Life, he said, is all about relationships.
“Please understand that relationships are the foundation of a happy and successful life,” Frey said. “You need them. Nobody gets anywhere in this world by themselves. Your parents have brought you this far. They’re now in a state of both anxious anticipation and complete terror as they prepare to kick you out of the nest to see if you can fly little Tanagers, fly. Do them a favor -- do not fly too far and do not fly immediately back to the nest.
“Your parents love you and will miss you, but they need to know that they’ve done enough to allow you to stand on your own,” he said. “Prove to them that they have done just that.”
Respect, he said, is also important and he told the graduates to show it to their parents and to every individual that has helped them complete their high school education, from family members and teachers, to their pastors and neighbors.
“You demonstrate respect by showing gratitude and heartfelt pride in who you are and those who helped mold you into the individual that you are today,” Frey said. “Let’s not forget about your community. Look around you. This little community may not necessarily be your cup of tea, but for all of the places you go in life -- whether it be another city, another state or another country -- you all have Vermillion High School in common. Take pride in that. You’re going to discover soon enough that good old Verm-town was good enough to produce you and it might not be such a bad option to one day provide for your own offspring.”

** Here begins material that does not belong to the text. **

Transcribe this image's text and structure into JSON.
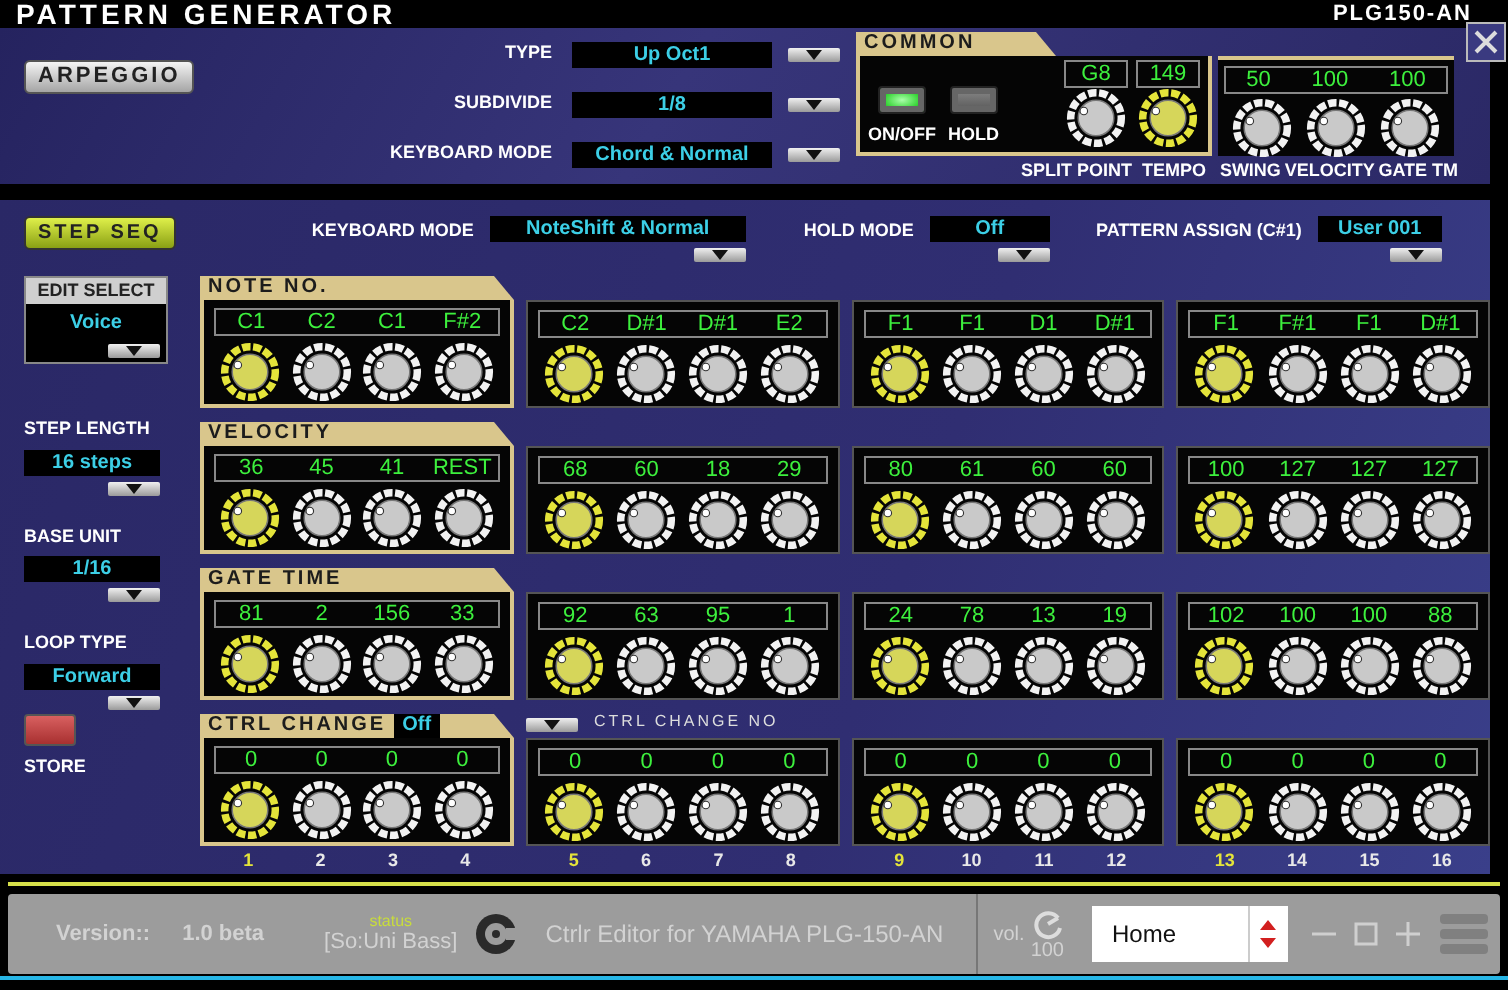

Having pride in who you are and where you come from, he said, is another important component to leading a successful life. “I cannot overstate the importance.”
Frey encouraged the graduates to challenge themselves and their opinions about the world.
“The world is changing right now and as I stand around you in the year 2020, this could go down in the world in U.S. history as one of the most disastrous on record or it could be the most incredible,” he said.
Frey talked about pluralism, which refers to a society or a system of government or organization that has different groups that keep their identities while existing with other groups. Pluralism serves as a model of democracy, he said, where different groups can voice their opinions and ideas, adding that the United States is a pluralistic society, comprised of more than one group or entity supporting a great number of ideas.
“This pluralistic society in which you’ve been raised is made up of individuals of varied educational backgrounds, different religious beliefs and a multitude of incredible racial backgrounds,” Frey said. “All of these variables combine to form an incredible society.”
Skeptical individuals might feel that these differences serve to separate us, he said, but it doesn’t have to be the case.
“I challenge you to be the generation that finally gets this right and embraces it,” Frey said. “Each of you is free to form your own opinion about all of the major issues of the day, but I want you to please remember pluralism. The reason that an idea or concept is controversial in society is because there is truth on both sides of the issue. Seek out the truth on the other side. You do not have to agree with it, but you need to accept that there are reasons that others do.
“Be open to more than one idea or interpretation and you will already be a considerate, positive force in a pluralistic society,” he said. “Our country and our world need individuals who are not locked in to just one way of thinking, but are rather open to more than one way of thinking and you folks are the key.”
The graduates may not be returning to high school, but Frey urged them to continue learning.
“I want you to continue to educate yourself by opening your heart and mind to different ideas,” he said. “Keep your minds and opinions sharp and well-informed. Keep your eyes on the road and off your phone … and keep looking up. Your future is bright.”
The year 2020 needs to be remembered as more than a year of a global pandemic and racial strife.
“You have the power to make 2020 stand as a year of growth and renewal … know that we are all excited for what your future holds,” he told the graduates.